The long warm light that came just before the night shimmered like water. As fall approached, the sounds of bellowing red stags punctuated the woods, fierce as bears. The leaves were not yet changing, but there was something substantial and weighty to them, a fullness that could be heard when the breeze lifted them. Summer was building, building, until it had to collapse into fall, and the effort was breathtaking to watch.
Maggie Stiefvater (Bravely)
You look rather thirsty," a voice says from behind me, and I turn to face Benediction de la Lucia--the Devil himself. He is a striking man; his long, orange-red hair is as bright as a tropical sunset, and his skin is like freshly-fallen snow. His large, expressive eyes hold all colors, and I feel myself being drawn into them. "G-good evening," I stammer. "I was just looking for--" "I know whom you seek," he purrs "although I was hoping that you would agree to spend a little time with me, first." He tucks a wad of bills into my vest pocket and drapes his arm around my shoulder. "I would be happy to, Lord de la Lucia," I smile, grasping him around the waist. "Do you Hunger?" His eyes glide up and down the line of my body, and I feel a strong desire to swoon. "Always," he murmurs "and please...call me Beni'." The room is spinning, and reality is fading fast...I press my face against his chest and strive to cling to consciousness. He sweeps me up into his arms and carries me to one of the bedrooms, where he feeds from me...and all of a sudden, he is atop me, his snow-white wings outstretched. I feel as if I will die--the pleasure and pain are so intense. I can feel myself bleeding out and being reborn, over and over upon that silken bed, every nerve of my body alive with his essence. We are almost like one, body and soul...and then he pulls back and looks down into my eyes. "You want something," he leers at me "or is it someone?" He sniffs the air. "I can smell it on your sex, My Darling! Don't be afraid to ask, young one--that's why I came to you! Love falls under my realm, Dearest...the human heart is full of darkness, yes?" I curse at him in Japanese and try to push him off of me, but he holds me fast. "Don't be so rude, Darling! I only want to help you! Matthieu-Michele can't do anything for you--he's simply out of his league! He's only a young God, still finding his footing! I am older than the ages, and I know what love is! I know the agony and the ecstasy and the razor's scar that it leaves upon the heart! I know of the poison and the betrayal and the all-consuming obsession! I have ridden the crest and scrabbled in the desolate valleys! I know what you want...I know whom you love...and I can make it happen for you--for a price." "I don't make deals with the Devil," I hiss at him from between clenched teeth...

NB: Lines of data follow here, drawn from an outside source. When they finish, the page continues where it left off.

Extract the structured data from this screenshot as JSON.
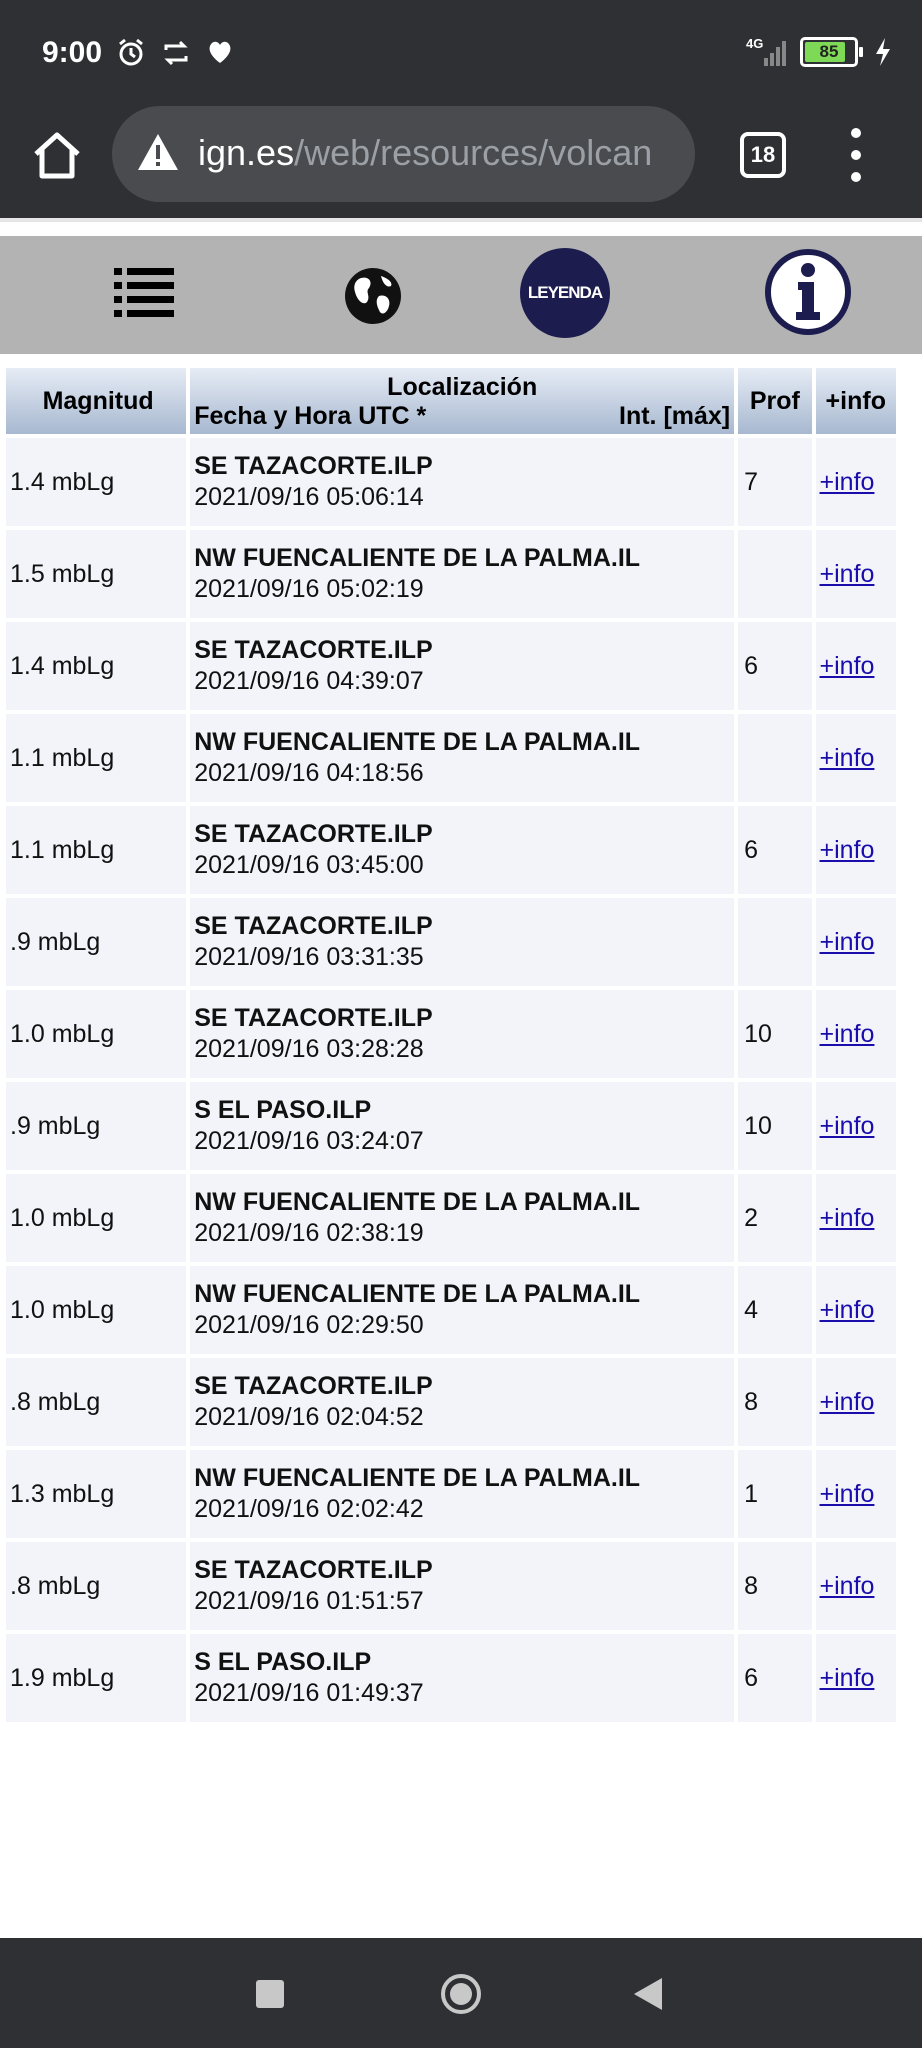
{
  "status_bar": {
    "time": "9:00",
    "network": "4G",
    "battery": "85"
  },
  "browser": {
    "url_domain": "ign.es",
    "url_path": "/web/resources/volcan",
    "tab_count": "18"
  },
  "icon_bar": {
    "legend_label": "LEYENDA"
  },
  "table": {
    "headers": {
      "magnitude": "Magnitud",
      "location": "Localización",
      "datetime": "Fecha y Hora UTC *",
      "intensity": "Int. [máx]",
      "depth": "Prof",
      "info": "+info"
    },
    "rows": [
      {
        "magnitude": "1.4 mbLg",
        "location": "SE TAZACORTE.ILP",
        "datetime": "2021/09/16 05:06:14",
        "depth": "7",
        "info": "+info"
      },
      {
        "magnitude": "1.5 mbLg",
        "location": "NW FUENCALIENTE DE LA PALMA.IL",
        "datetime": "2021/09/16 05:02:19",
        "depth": "",
        "info": "+info"
      },
      {
        "magnitude": "1.4 mbLg",
        "location": "SE TAZACORTE.ILP",
        "datetime": "2021/09/16 04:39:07",
        "depth": "6",
        "info": "+info"
      },
      {
        "magnitude": "1.1 mbLg",
        "location": "NW FUENCALIENTE DE LA PALMA.IL",
        "datetime": "2021/09/16 04:18:56",
        "depth": "",
        "info": "+info"
      },
      {
        "magnitude": "1.1 mbLg",
        "location": "SE TAZACORTE.ILP",
        "datetime": "2021/09/16 03:45:00",
        "depth": "6",
        "info": "+info"
      },
      {
        "magnitude": ".9 mbLg",
        "location": "SE TAZACORTE.ILP",
        "datetime": "2021/09/16 03:31:35",
        "depth": "",
        "info": "+info"
      },
      {
        "magnitude": "1.0 mbLg",
        "location": "SE TAZACORTE.ILP",
        "datetime": "2021/09/16 03:28:28",
        "depth": "10",
        "info": "+info"
      },
      {
        "magnitude": ".9 mbLg",
        "location": "S EL PASO.ILP",
        "datetime": "2021/09/16 03:24:07",
        "depth": "10",
        "info": "+info"
      },
      {
        "magnitude": "1.0 mbLg",
        "location": "NW FUENCALIENTE DE LA PALMA.IL",
        "datetime": "2021/09/16 02:38:19",
        "depth": "2",
        "info": "+info"
      },
      {
        "magnitude": "1.0 mbLg",
        "location": "NW FUENCALIENTE DE LA PALMA.IL",
        "datetime": "2021/09/16 02:29:50",
        "depth": "4",
        "info": "+info"
      },
      {
        "magnitude": ".8 mbLg",
        "location": "SE TAZACORTE.ILP",
        "datetime": "2021/09/16 02:04:52",
        "depth": "8",
        "info": "+info"
      },
      {
        "magnitude": "1.3 mbLg",
        "location": "NW FUENCALIENTE DE LA PALMA.IL",
        "datetime": "2021/09/16 02:02:42",
        "depth": "1",
        "info": "+info"
      },
      {
        "magnitude": ".8 mbLg",
        "location": "SE TAZACORTE.ILP",
        "datetime": "2021/09/16 01:51:57",
        "depth": "8",
        "info": "+info"
      },
      {
        "magnitude": "1.9 mbLg",
        "location": "S EL PASO.ILP",
        "datetime": "2021/09/16 01:49:37",
        "depth": "6",
        "info": "+info"
      }
    ]
  }
}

Lioness DeWinter
I am the only one of my siblings with red hair. When I asked my da where I got it, he joked that there must’ve been rust in the pipes. His own hair was dark—“cured,” he said, through years of toil—but when he was young it was more like auburn. Nothing like yours, he said. Your hair is as vivid as a Kinvara sunset, autumn leaves, the Koi goldfish in the window of that hotel in Galway. Mr. Grote doesn’t
Christina Baker Kline (Orphan Train)